Taking Charge of Family Finances Family Money Manager (FE222 (Revised))

Money is an often-discussed topic in most families, usually centering on, “Where did it go?” More money usually is not the answer for solving financial concerns for most families. Instead, developing a plan for better money management will help most families feel more satisfied with their income and their progress toward goals.

Reviewed by Lori Scharmer, Family Economics Specialist

Family Goals

Effective money management depends on the way a family chooses to live and the goals it plans to achieve. Think about where your family is today financially and where you would like to be in five or 10 years.

Long-term goals — These “dreams for the future” usually are set for more than five years.

Intermediate goals — Usually these objectives would be attainable within one to five years.

Short-term goals — These goals are attainable in the next three months to a year.

Each goal you choose should have a specific dollar amount assigned to it to help make it a reality. The first goal for many families will be to set up an emergency fund. An emergency fund usually is living expenses for three to six months, to be used in case of an interruption in income. (See Chart 1: Goal-setting Worksheet.)

Goal setting worksheet

Getting Started

Taking a moment to assess the situation is important. The charts included in this section of “Family Money Manager” will help you determine income resources and your expenses. Look at Chart 2: Income Forecast. What is your anticipated monthly income? This is the amount you will be using to plan your cash flow.

Income Forecast

For some families, taking a good look at their income and seeing where the money actually is spent is enough to help them regain financial control. But others need additional help in the form of a money management program or a few visits with a professional financial counselor who can provide help with better money management. Financial counseling is available through a variety of nonprofit services (consumer credit counseling) and military family support programs.

Planning to Spend and Save

Many families set goals and have dreams for the future. Taking charge of spending means knowing how much is being spent and on what items. A good recordkeeping system can make all the difference in making your spending plan a success. You might want to consider the following methods to achieve a realistic idea of how your money is being spent:

Tracking sheet — Write down your daily spending for a two-week period. On a sheet of paper, write the categories you need to track. Track categories that vary in amounts from week to week or month to month. (You do not need categories such as mortgage or car payment. Suggestion: Make the first four categories food, eating out, snacking out and personal care). Numerous forms, workbooks and even computer programs are available to assist in this method.

Check register tracking system — Record each expense immediately, and keep the balance up to date in a checkbook register. You can use the register to record checks, cash and credit expenses. For information on this system, see NDSU Extension Service publication HE-470, “Taking Charge of Family Finances: Using a Check Register to Track Your Expenses”.

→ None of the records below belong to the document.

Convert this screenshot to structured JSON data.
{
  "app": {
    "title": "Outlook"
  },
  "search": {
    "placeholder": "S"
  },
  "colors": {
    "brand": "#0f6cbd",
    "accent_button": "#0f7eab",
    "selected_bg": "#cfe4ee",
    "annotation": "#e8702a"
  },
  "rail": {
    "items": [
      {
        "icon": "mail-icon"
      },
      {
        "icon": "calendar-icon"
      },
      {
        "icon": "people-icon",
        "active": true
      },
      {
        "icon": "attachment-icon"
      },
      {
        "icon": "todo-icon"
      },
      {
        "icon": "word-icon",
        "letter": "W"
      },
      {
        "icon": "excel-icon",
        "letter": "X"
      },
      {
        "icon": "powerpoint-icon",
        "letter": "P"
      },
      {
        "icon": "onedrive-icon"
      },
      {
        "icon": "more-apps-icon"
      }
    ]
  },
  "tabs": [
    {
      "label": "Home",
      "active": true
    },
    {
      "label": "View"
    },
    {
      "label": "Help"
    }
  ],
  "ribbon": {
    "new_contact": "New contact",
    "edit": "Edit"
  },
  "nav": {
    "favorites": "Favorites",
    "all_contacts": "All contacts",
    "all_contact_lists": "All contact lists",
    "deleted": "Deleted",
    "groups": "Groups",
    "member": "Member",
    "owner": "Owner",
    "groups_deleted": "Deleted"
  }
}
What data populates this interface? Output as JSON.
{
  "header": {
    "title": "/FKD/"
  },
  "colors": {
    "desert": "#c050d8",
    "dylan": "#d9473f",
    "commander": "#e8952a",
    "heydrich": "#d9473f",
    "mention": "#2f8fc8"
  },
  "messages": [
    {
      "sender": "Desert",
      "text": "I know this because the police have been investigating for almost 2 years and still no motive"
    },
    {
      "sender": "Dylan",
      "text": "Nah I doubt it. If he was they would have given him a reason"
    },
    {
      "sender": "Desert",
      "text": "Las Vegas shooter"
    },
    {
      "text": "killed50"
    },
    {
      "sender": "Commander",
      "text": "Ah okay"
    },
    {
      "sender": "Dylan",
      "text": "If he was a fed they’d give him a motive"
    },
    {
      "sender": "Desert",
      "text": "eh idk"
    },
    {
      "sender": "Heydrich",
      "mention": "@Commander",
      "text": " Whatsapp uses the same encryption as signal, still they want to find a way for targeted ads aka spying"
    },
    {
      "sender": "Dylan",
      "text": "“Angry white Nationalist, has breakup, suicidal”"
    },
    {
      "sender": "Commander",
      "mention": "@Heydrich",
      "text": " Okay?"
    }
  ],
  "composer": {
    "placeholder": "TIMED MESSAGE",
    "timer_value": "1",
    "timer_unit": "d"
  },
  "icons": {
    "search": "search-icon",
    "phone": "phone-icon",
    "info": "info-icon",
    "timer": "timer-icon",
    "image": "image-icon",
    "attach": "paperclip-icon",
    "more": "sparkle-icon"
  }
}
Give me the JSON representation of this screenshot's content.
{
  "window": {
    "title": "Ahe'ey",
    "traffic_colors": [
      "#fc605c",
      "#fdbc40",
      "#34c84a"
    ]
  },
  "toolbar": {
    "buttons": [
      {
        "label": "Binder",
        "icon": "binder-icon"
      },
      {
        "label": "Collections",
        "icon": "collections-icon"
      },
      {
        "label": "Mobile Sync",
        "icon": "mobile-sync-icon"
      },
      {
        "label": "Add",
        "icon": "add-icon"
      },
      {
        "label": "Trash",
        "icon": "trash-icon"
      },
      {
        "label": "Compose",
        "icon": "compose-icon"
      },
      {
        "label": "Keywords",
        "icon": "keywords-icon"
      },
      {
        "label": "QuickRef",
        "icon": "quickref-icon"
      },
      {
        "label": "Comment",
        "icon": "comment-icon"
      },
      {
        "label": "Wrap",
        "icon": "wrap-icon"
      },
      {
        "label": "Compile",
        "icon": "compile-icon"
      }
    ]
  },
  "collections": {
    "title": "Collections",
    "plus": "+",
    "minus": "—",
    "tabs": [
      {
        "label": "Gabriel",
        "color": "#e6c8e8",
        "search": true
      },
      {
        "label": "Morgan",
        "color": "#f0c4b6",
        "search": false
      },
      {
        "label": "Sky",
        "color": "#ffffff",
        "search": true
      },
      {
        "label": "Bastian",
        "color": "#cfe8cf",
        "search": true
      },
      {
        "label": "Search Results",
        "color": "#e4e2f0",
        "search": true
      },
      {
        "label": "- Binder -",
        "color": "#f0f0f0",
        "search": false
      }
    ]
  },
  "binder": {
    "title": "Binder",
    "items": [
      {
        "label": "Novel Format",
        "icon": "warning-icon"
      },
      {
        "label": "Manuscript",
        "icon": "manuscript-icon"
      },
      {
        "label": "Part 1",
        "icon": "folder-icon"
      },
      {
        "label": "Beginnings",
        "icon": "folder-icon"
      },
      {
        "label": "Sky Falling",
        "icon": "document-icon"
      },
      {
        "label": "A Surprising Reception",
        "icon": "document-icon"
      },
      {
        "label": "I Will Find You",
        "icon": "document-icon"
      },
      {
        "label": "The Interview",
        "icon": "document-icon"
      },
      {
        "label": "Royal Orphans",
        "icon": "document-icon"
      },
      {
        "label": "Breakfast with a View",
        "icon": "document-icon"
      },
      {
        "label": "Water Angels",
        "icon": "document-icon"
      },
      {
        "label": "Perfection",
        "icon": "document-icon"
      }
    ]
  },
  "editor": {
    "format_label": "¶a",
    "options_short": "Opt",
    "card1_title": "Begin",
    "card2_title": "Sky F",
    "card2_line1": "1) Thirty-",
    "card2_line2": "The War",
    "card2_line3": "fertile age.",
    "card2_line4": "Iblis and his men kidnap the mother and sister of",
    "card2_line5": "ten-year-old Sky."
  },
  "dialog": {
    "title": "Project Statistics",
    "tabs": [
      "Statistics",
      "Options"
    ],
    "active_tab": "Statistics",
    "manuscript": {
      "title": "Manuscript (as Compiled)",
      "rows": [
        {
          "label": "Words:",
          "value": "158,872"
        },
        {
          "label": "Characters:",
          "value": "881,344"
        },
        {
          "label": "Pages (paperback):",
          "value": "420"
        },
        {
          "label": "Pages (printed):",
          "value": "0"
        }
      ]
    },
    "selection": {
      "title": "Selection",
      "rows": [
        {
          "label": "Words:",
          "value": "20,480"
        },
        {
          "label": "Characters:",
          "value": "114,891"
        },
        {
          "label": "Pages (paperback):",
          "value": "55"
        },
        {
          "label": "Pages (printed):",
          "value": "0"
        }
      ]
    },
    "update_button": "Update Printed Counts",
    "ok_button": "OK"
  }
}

Calendar system — Use a calendar to track your monthly cash flow. Begin on the first day by writing down cash on hand or the balance in your checking account. Write your paycheck amounts on the appropriate dates. Then write down when bills need to be paid or when you need to spend money for food, gasoline, school, etc. You will list the amount of your income and the bills so you can add and subtract as your progress. Continue this process through the month to see if you can cash flow.

Envelope system — This cash system lets each family member see how much money is available in each envelope or budget category. It requires little paperwork because the expenses simply are recorded in the envelope. Receipts also may be kept in the envelopes. The disadvantage of this system is that it requires keeping larger amounts of cash around the house, which may cause a security problem.

Whatever method you use to track your spending, you will need two to three months of records to come up with a projected spending plan. On Chart 3: Spending Plan Worksheet, list your current expenditures in the current monthly column.

Spending Plan Worksheet

Living Expenses

Living Expenses Cont

Debt repayment summary

Review the Plan

Now fill out the summary on the last page. Do your current expenses match your projected income? If not, you need to adjust your spending, find new sources of income or both. If you have problems balancing your income and expenses, you may find that talking to a financial counselor is useful. Look in your local yellow pages under “credit and debt counseling” or contact your local Extension office for services available in your area.

Any spending plan will need to be revised and restructured as your family’s needs change. By regularly reviewing your family budget, you’ll be able to compare actual amounts with the planned amounts. The more frequently you make such checks, the better your progress will be in reaching short- and long-term goals.

Additional Resources Available

The following resources are available from your local office of the NDSU Extension Service to assist in your family money management:

FE-222a Financial Term Guide will help you understand various financial terms.

FE-222b Spending Forecast can help you look at all your regular and irregular expenses on an annual basis.

FE-222c Family Balance Sheet can help you take an overall look at your family’s assets and liabilities. This sheet should be filled out on an annual basis.

Reviewed and reprinted May 2013


Creative Commons License
Feel free to use and share this content, but please do so under the conditions of our Creative Commons license and our Rules for Use. Thanks.